So where has the Social Security surplus actually gone over the years?
In the 1980s and early 1990s, it was used mainly to help mask the size of the huge deficits being run by the rest of the federal government. As these deficits disappeared in the late 1990s, the Social Security surplus was used to retire government debt.
This was a sensible and popular use of the money, since a smaller federal debt over the next decade will make it easier for the government to pay the steep retirement expenses coming down the road. In fact, both presidential candidates in 2000 supported the use of the entire Social Security surplus for that purpose only.
But this pledge has been ignored. While the federal budget outlook has worsened and deficits have reappeared, the Bush administration proposes ever-larger income and estate tax cuts. The administration acknowledges that its budget will generate a deficit this year of more than $300 billion, but that figure would soar much higher if the Social Security surplus were not being used to fund the tax cuts.
In fact, if the Bush plan becomes law, the entire $3 trillion surplus in retirement programs for the current decade will be needed just to finance Bush Administration tax cutsthe $1.35 trillion already passed by Congress, the new $1.5 trillion package just proposed by the president, plus extra interest payments on the new federal debt that will be created.
Let's bring this back home. Middle-income taxpayers, particularly those earning less than $80,000 a year, will be funding income tax cuts primarily for those earning $200,000 a year or more. The huge Social Security and Medicare obligations coming due around 2010 and beyond will be almost impossible to meet as annual deficits continue, long-term debt swells, and defense and homeland security bills mount. And Social Security and Medicare eligibility will no doubt have to be cut dramatically, even though lower- and middle-income Americans will have paid high payroll taxes for decades.
Americans face difficult policy choices over the next several years. Higher expenditures for defense and homeland security will certainly be necessary, as will fundamental reforms in Social Security and Medicare. Short-term measures to stimulate the economy, perhaps including a temporary cut in the payroll tax, should also be considered.

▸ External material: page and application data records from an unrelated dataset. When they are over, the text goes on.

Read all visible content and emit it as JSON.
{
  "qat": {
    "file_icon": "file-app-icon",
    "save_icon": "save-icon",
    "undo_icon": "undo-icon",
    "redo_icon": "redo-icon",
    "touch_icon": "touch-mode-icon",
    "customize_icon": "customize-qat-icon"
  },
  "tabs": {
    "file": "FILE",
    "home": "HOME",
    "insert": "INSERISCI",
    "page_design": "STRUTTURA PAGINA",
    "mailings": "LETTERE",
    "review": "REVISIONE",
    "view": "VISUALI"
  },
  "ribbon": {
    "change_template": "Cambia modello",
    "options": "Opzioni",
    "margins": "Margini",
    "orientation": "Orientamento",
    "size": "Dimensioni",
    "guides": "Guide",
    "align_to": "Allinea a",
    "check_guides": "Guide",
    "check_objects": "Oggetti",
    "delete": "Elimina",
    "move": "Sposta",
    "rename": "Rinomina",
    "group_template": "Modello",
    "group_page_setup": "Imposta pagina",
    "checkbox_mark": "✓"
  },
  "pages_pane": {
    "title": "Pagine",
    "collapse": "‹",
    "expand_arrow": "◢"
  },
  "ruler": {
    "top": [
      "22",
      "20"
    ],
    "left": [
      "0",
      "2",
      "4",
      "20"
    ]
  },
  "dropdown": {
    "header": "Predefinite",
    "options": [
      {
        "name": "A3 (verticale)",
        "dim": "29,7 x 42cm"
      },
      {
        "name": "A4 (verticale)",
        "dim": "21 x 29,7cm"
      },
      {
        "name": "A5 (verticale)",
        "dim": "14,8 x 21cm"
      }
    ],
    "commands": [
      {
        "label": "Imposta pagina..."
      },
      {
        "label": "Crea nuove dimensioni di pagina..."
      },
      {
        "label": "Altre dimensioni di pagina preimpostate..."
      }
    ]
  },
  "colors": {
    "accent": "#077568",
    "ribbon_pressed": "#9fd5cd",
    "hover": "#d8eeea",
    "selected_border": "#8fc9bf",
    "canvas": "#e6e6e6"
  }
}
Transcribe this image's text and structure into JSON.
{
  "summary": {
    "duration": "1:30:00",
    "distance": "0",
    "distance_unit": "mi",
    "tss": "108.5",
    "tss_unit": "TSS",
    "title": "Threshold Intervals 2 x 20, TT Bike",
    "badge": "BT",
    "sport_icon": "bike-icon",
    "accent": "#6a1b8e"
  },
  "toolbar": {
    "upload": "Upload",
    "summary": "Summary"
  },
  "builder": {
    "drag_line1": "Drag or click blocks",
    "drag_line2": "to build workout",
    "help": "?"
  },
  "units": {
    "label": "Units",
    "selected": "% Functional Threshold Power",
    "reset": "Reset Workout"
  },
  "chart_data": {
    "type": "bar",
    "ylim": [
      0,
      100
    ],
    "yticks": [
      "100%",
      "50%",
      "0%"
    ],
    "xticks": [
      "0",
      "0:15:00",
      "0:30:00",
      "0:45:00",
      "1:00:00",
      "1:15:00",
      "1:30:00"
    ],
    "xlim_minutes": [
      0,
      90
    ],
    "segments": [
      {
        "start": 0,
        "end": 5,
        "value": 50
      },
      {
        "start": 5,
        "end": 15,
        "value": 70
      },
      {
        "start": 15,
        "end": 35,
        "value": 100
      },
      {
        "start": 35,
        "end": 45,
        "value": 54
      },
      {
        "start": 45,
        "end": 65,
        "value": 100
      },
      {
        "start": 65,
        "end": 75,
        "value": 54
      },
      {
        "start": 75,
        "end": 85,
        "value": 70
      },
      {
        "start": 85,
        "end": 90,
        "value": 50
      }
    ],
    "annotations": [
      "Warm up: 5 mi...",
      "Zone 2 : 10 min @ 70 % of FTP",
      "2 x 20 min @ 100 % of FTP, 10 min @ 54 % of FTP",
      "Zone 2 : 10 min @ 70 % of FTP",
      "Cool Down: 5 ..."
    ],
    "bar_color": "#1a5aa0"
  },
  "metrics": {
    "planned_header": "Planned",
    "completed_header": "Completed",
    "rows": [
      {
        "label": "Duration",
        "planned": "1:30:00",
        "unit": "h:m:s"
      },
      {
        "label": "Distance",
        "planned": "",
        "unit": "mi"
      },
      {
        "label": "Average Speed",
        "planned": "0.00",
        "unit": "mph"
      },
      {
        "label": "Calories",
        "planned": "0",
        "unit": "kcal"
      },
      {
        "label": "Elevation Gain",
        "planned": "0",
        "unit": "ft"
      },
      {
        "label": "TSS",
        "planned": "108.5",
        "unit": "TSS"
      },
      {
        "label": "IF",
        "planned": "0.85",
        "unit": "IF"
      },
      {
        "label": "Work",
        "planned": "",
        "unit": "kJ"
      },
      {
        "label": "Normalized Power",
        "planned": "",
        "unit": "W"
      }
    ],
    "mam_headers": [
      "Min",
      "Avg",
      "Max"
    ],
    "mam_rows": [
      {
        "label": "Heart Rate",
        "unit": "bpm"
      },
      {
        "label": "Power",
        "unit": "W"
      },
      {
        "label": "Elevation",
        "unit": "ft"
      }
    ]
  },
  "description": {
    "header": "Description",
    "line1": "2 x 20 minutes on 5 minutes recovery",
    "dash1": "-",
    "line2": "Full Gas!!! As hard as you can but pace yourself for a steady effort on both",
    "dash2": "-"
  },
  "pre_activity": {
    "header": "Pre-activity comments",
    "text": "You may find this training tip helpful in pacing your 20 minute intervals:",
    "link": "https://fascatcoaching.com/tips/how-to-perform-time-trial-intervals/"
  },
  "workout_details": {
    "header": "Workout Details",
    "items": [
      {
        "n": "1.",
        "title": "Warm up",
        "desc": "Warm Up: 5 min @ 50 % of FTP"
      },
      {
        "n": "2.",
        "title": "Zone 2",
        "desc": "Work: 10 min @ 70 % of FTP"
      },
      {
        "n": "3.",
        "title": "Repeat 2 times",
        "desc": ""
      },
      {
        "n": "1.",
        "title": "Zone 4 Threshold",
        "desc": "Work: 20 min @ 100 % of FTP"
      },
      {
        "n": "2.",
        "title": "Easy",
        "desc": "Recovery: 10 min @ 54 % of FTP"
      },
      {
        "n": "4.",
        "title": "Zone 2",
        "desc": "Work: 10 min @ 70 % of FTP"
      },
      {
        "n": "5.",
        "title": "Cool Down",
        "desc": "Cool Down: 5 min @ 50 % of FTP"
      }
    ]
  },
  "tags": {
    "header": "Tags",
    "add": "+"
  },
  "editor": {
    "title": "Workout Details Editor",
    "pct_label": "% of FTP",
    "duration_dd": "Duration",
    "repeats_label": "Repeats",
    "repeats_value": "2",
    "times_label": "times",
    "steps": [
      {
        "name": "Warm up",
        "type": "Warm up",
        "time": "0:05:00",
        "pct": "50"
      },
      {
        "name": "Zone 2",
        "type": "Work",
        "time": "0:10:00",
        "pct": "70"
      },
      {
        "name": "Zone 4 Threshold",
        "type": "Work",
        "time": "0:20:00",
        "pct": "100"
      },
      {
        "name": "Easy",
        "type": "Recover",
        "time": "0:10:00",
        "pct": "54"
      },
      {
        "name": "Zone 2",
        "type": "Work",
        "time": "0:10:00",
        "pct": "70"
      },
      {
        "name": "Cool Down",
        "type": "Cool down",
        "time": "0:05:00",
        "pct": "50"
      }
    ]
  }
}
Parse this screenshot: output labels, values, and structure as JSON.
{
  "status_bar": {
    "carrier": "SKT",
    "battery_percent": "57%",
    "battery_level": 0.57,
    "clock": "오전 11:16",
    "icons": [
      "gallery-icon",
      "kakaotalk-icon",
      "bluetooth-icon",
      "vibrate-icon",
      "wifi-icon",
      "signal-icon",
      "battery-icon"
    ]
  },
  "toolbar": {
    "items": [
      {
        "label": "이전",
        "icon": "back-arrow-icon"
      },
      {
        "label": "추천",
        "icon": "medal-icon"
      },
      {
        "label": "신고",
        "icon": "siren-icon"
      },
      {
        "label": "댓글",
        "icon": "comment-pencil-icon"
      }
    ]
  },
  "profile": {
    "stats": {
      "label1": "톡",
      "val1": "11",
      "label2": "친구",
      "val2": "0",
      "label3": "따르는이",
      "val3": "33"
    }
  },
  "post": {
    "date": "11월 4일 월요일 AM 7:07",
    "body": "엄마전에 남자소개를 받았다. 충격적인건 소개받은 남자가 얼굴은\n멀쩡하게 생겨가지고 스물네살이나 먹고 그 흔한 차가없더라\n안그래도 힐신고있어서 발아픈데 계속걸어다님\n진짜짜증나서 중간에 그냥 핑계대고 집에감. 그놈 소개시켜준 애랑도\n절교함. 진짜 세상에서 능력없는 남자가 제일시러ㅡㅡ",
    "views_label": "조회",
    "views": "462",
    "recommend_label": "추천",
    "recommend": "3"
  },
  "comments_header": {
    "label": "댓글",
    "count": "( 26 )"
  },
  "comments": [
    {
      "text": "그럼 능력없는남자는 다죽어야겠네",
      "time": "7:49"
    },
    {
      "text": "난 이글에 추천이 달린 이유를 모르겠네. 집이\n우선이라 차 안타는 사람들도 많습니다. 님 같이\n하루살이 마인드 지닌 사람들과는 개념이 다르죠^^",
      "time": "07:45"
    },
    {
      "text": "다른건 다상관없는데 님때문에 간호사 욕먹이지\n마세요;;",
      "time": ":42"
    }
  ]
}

But using Social Security funds to pay for tax cuts for the rich defies reason and fairness.
If it knew how administration officials planned to finance their proposed income and estate tax cuts, the American public is smart and principled enough to say no. If only it knew.